= Aim of the exercise =
Please write each record out again word for word.

▼

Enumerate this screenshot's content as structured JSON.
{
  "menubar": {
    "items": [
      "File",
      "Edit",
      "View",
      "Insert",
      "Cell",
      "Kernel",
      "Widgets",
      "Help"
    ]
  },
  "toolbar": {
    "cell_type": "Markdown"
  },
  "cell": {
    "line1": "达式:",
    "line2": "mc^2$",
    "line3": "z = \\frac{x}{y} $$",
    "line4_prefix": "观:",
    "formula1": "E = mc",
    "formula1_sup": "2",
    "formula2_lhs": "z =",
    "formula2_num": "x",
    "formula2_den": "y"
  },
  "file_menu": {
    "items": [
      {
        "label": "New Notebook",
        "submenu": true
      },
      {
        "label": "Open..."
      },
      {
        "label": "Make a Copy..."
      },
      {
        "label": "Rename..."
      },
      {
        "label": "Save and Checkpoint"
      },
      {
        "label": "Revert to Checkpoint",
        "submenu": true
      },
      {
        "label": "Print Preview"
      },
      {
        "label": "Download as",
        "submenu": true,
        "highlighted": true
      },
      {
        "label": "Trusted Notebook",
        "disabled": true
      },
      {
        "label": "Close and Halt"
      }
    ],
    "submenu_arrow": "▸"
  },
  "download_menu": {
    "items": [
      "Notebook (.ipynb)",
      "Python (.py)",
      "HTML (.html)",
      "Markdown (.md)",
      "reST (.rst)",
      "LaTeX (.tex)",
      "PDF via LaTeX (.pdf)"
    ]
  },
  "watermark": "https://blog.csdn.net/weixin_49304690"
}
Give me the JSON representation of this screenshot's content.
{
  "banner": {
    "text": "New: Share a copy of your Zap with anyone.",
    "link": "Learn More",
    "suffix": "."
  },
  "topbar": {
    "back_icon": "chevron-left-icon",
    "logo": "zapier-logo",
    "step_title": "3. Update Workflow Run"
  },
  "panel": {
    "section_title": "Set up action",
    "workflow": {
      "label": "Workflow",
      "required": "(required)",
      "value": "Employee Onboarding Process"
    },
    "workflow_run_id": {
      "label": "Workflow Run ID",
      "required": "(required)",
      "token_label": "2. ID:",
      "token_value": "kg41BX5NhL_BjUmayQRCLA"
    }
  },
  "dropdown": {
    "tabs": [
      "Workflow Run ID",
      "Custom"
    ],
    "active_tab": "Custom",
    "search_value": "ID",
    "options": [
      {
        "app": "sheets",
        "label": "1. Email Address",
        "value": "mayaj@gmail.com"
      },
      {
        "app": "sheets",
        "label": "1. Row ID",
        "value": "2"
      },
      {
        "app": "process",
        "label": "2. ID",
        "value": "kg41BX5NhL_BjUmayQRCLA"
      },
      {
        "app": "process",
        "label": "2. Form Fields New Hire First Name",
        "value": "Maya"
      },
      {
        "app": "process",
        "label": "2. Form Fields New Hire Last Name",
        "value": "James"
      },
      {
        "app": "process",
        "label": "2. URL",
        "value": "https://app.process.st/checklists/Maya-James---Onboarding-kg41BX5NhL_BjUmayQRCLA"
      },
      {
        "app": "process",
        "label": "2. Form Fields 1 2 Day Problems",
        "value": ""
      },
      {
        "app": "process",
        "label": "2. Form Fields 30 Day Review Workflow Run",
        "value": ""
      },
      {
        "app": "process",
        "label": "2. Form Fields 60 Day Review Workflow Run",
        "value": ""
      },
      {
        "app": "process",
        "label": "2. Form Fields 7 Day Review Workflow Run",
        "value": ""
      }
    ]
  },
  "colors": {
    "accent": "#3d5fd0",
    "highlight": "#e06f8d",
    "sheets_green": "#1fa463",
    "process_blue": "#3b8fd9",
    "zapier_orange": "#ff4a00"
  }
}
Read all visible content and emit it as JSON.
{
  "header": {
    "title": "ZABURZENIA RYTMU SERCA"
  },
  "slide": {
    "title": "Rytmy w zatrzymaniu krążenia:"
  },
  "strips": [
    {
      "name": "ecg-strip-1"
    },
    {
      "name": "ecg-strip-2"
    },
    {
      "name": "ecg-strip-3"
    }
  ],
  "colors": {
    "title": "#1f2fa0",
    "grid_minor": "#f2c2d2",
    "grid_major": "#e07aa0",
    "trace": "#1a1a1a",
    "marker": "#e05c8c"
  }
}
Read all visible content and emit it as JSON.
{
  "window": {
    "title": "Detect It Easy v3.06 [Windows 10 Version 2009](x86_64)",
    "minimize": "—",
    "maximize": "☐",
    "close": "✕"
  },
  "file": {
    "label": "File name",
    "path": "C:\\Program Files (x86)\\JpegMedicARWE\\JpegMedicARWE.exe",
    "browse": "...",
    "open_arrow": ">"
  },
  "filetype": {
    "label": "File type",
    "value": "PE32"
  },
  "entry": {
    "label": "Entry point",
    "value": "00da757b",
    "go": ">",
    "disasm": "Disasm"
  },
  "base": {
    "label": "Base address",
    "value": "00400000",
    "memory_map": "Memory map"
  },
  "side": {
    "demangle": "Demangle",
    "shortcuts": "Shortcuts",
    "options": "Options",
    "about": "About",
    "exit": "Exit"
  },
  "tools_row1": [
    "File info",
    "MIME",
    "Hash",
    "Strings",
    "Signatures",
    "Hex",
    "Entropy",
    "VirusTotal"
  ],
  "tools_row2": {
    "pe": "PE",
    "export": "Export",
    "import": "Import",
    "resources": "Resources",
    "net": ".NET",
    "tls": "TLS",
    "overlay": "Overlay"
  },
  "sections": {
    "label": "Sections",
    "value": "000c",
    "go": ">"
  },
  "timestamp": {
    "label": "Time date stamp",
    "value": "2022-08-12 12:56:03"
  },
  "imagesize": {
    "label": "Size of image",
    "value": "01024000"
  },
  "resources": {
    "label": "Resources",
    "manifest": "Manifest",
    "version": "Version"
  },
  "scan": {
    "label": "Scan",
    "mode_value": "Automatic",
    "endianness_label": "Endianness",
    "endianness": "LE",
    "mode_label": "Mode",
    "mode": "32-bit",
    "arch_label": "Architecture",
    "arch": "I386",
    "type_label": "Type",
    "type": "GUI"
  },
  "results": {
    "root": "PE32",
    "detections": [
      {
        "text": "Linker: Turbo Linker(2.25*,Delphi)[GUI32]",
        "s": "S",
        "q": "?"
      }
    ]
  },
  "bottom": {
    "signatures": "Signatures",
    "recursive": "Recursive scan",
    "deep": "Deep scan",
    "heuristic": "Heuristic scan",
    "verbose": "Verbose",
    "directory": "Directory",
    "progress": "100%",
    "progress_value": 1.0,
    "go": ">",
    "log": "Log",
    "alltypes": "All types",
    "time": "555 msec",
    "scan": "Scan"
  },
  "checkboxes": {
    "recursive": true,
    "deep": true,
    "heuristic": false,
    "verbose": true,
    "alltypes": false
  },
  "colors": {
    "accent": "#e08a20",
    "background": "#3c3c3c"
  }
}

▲

= Finished task =
Enumerate this screenshot's content as structured JSON.
{
  "menubar": {
    "items": [
      "File",
      "Edit",
      "View",
      "Insert",
      "Cell",
      "Kernel",
      "Widgets",
      "Help"
    ]
  },
  "toolbar": {
    "cell_type": "Markdown"
  },
  "cell": {
    "line1": "达式:",
    "line2": "mc^2$",
    "line3": "z = \\frac{x}{y} $$",
    "line4_prefix": "观:",
    "formula1": "E = mc",
    "formula1_sup": "2",
    "formula2_lhs": "z =",
    "formula2_num": "x",
    "formula2_den": "y"
  },
  "file_menu": {
    "items": [
      {
        "label": "New Notebook",
        "submenu": true
      },
      {
        "label": "Open..."
      },
      {
        "label": "Make a Copy..."
      },
      {
        "label": "Rename..."
      },
      {
        "label": "Save and Checkpoint"
      },
      {
        "label": "Revert to Checkpoint",
        "submenu": true
      },
      {
        "label": "Print Preview"
      },
      {
        "label": "Download as",
        "submenu": true,
        "highlighted": true
      },
      {
        "label": "Trusted Notebook",
        "disabled": true
      },
      {
        "label": "Close and Halt"
      }
    ],
    "submenu_arrow": "▸"
  },
  "download_menu": {
    "items": [
      "Notebook (.ipynb)",
      "Python (.py)",
      "HTML (.html)",
      "Markdown (.md)",
      "reST (.rst)",
      "LaTeX (.tex)",
      "PDF via LaTeX (.pdf)"
    ]
  },
  "watermark": "https://blog.csdn.net/weixin_49304690"
}
Give me the JSON representation of this screenshot's content.
{
  "banner": {
    "text": "New: Share a copy of your Zap with anyone.",
    "link": "Learn More",
    "suffix": "."
  },
  "topbar": {
    "back_icon": "chevron-left-icon",
    "logo": "zapier-logo",
    "step_title": "3. Update Workflow Run"
  },
  "panel": {
    "section_title": "Set up action",
    "workflow": {
      "label": "Workflow",
      "required": "(required)",
      "value": "Employee Onboarding Process"
    },
    "workflow_run_id": {
      "label": "Workflow Run ID",
      "required": "(required)",
      "token_label": "2. ID:",
      "token_value": "kg41BX5NhL_BjUmayQRCLA"
    }
  },
  "dropdown": {
    "tabs": [
      "Workflow Run ID",
      "Custom"
    ],
    "active_tab": "Custom",
    "search_value": "ID",
    "options": [
      {
        "app": "sheets",
        "label": "1. Email Address",
        "value": "mayaj@gmail.com"
      },
      {
        "app": "sheets",
        "label": "1. Row ID",
        "value": "2"
      },
      {
        "app": "process",
        "label": "2. ID",
        "value": "kg41BX5NhL_BjUmayQRCLA"
      },
      {
        "app": "process",
        "label": "2. Form Fields New Hire First Name",
        "value": "Maya"
      },
      {
        "app": "process",
        "label": "2. Form Fields New Hire Last Name",
        "value": "James"
      },
      {
        "app": "process",
        "label": "2. URL",
        "value": "https://app.process.st/checklists/Maya-James---Onboarding-kg41BX5NhL_BjUmayQRCLA"
      },
      {
        "app": "process",
        "label": "2. Form Fields 1 2 Day Problems",
        "value": ""
      },
      {
        "app": "process",
        "label": "2. Form Fields 30 Day Review Workflow Run",
        "value": ""
      },
      {
        "app": "process",
        "label": "2. Form Fields 60 Day Review Workflow Run",
        "value": ""
      },
      {
        "app": "process",
        "label": "2. Form Fields 7 Day Review Workflow Run",
        "value": ""
      }
    ]
  },
  "colors": {
    "accent": "#3d5fd0",
    "highlight": "#e06f8d",
    "sheets_green": "#1fa463",
    "process_blue": "#3b8fd9",
    "zapier_orange": "#ff4a00"
  }
}
Read all visible content and emit it as JSON.
{
  "header": {
    "title": "ZABURZENIA RYTMU SERCA"
  },
  "slide": {
    "title": "Rytmy w zatrzymaniu krążenia:"
  },
  "strips": [
    {
      "name": "ecg-strip-1"
    },
    {
      "name": "ecg-strip-2"
    },
    {
      "name": "ecg-strip-3"
    }
  ],
  "colors": {
    "title": "#1f2fa0",
    "grid_minor": "#f2c2d2",
    "grid_major": "#e07aa0",
    "trace": "#1a1a1a",
    "marker": "#e05c8c"
  }
}
Read all visible content and emit it as JSON.
{
  "window": {
    "title": "Detect It Easy v3.06 [Windows 10 Version 2009](x86_64)",
    "minimize": "—",
    "maximize": "☐",
    "close": "✕"
  },
  "file": {
    "label": "File name",
    "path": "C:\\Program Files (x86)\\JpegMedicARWE\\JpegMedicARWE.exe",
    "browse": "...",
    "open_arrow": ">"
  },
  "filetype": {
    "label": "File type",
    "value": "PE32"
  },
  "entry": {
    "label": "Entry point",
    "value": "00da757b",
    "go": ">",
    "disasm": "Disasm"
  },
  "base": {
    "label": "Base address",
    "value": "00400000",
    "memory_map": "Memory map"
  },
  "side": {
    "demangle": "Demangle",
    "shortcuts": "Shortcuts",
    "options": "Options",
    "about": "About",
    "exit": "Exit"
  },
  "tools_row1": [
    "File info",
    "MIME",
    "Hash",
    "Strings",
    "Signatures",
    "Hex",
    "Entropy",
    "VirusTotal"
  ],
  "tools_row2": {
    "pe": "PE",
    "export": "Export",
    "import": "Import",
    "resources": "Resources",
    "net": ".NET",
    "tls": "TLS",
    "overlay": "Overlay"
  },
  "sections": {
    "label": "Sections",
    "value": "000c",
    "go": ">"
  },
  "timestamp": {
    "label": "Time date stamp",
    "value": "2022-08-12 12:56:03"
  },
  "imagesize": {
    "label": "Size of image",
    "value": "01024000"
  },
  "resources": {
    "label": "Resources",
    "manifest": "Manifest",
    "version": "Version"
  },
  "scan": {
    "label": "Scan",
    "mode_value": "Automatic",
    "endianness_label": "Endianness",
    "endianness": "LE",
    "mode_label": "Mode",
    "mode": "32-bit",
    "arch_label": "Architecture",
    "arch": "I386",
    "type_label": "Type",
    "type": "GUI"
  },
  "results": {
    "root": "PE32",
    "detections": [
      {
        "text": "Linker: Turbo Linker(2.25*,Delphi)[GUI32]",
        "s": "S",
        "q": "?"
      }
    ]
  },
  "bottom": {
    "signatures": "Signatures",
    "recursive": "Recursive scan",
    "deep": "Deep scan",
    "heuristic": "Heuristic scan",
    "verbose": "Verbose",
    "directory": "Directory",
    "progress": "100%",
    "progress_value": 1.0,
    "go": ">",
    "log": "Log",
    "alltypes": "All types",
    "time": "555 msec",
    "scan": "Scan"
  },
  "checkboxes": {
    "recursive": true,
    "deep": true,
    "heuristic": false,
    "verbose": true,
    "alltypes": false
  },
  "colors": {
    "accent": "#e08a20",
    "background": "#3c3c3c"
  }
}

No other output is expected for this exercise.